This is getting really ridiculous. In the week ended September 1, domestic equity mutual funds saw $7.5 billion in outflows: the biggest one week outflow in 2010 since the $13.4 billion redeemed in the Flash Crash week. The trend developing is simple: retail investors withdraw increasingly greater numbers in weeks in which the market is down even a little, and withdraw just a little in weeks in which the low-volume melt up presents them with an opportunity to get out at a better price level. Of course, the common thread is that as we have said for 18 consecutive weeks, retail just wants out. And now that, courtesy of Mary Schapiro, retail has finally put two and two together, and knows that even the regulators are concerned about redemptions, which are perceived by the SEC as being a function of distrust in market structure, we now fully expect more and more redemptions.
Year to Date the total pulled out is a whopping $62 billion, incidentally with both inflows and the market having peaked at the same time in April. On thr other hand, if the market were tracking mutual fund redemptions (whose net liquidity is now down to just 3.5% of assets and getting worse by the day), the S&P would be in the 900 range. Once the destructive impact of the Fed's daily meddling in the stock market is eliminated, it will get there. The longer stocks are artificially held up at current artificial levels, the greater the crash when reality and anti-gravity finally meet.

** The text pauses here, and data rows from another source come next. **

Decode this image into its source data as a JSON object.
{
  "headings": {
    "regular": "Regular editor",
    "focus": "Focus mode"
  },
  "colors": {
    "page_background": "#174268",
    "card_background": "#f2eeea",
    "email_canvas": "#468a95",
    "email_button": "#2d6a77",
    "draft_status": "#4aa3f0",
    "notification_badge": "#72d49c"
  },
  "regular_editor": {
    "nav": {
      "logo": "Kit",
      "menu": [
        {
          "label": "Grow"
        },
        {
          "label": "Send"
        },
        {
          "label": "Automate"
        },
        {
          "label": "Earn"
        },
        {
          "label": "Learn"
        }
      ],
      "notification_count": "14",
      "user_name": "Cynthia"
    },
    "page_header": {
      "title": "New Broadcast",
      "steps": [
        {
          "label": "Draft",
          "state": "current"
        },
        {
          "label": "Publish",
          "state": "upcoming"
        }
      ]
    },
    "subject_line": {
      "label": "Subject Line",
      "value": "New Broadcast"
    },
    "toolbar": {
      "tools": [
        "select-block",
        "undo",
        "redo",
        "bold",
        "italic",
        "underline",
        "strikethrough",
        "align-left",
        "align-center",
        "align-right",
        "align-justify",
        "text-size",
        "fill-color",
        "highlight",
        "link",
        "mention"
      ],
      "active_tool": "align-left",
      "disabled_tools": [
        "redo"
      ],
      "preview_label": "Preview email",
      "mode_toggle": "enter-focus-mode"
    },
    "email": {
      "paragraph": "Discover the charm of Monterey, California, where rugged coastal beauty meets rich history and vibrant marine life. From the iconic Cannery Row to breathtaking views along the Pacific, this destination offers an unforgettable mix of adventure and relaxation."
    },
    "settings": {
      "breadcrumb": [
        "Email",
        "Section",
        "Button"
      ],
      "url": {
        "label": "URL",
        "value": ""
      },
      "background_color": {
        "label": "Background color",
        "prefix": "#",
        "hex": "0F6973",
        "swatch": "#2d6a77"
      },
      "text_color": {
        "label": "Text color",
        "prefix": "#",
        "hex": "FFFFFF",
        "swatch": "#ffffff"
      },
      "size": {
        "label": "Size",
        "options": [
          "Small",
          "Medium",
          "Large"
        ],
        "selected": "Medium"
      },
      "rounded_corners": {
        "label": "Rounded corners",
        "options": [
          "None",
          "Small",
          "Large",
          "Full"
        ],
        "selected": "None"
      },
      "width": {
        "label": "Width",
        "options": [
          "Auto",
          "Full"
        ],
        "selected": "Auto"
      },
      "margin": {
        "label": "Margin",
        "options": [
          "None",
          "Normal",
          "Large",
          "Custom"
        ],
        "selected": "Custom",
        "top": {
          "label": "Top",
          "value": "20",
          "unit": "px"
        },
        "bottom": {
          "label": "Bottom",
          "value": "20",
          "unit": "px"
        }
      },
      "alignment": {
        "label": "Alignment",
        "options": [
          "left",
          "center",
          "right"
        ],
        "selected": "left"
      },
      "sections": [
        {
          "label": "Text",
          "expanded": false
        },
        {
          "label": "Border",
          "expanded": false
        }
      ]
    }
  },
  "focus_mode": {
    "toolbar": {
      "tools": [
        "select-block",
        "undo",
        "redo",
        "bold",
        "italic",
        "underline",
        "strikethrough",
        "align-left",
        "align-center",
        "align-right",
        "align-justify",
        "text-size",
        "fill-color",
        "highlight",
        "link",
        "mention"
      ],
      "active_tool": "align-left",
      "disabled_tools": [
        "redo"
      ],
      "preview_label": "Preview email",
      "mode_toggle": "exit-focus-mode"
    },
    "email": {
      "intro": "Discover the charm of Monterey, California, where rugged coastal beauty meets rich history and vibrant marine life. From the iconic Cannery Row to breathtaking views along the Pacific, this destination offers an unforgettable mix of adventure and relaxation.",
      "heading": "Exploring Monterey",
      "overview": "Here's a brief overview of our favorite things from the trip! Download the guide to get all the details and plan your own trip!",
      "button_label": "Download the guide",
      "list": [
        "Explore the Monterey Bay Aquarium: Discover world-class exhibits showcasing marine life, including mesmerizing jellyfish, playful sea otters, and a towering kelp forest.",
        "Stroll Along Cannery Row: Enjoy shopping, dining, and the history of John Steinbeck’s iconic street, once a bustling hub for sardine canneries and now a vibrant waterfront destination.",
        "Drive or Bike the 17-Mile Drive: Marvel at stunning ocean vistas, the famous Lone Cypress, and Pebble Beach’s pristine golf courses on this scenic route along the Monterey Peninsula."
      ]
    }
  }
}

PS, for those confused by contrary media reports elsewhere, ETFs, as we disclosed previously, saw a major outflow in August as well (except for notable gold ETF exclusions). This is a secular rotation out of stocks. Period.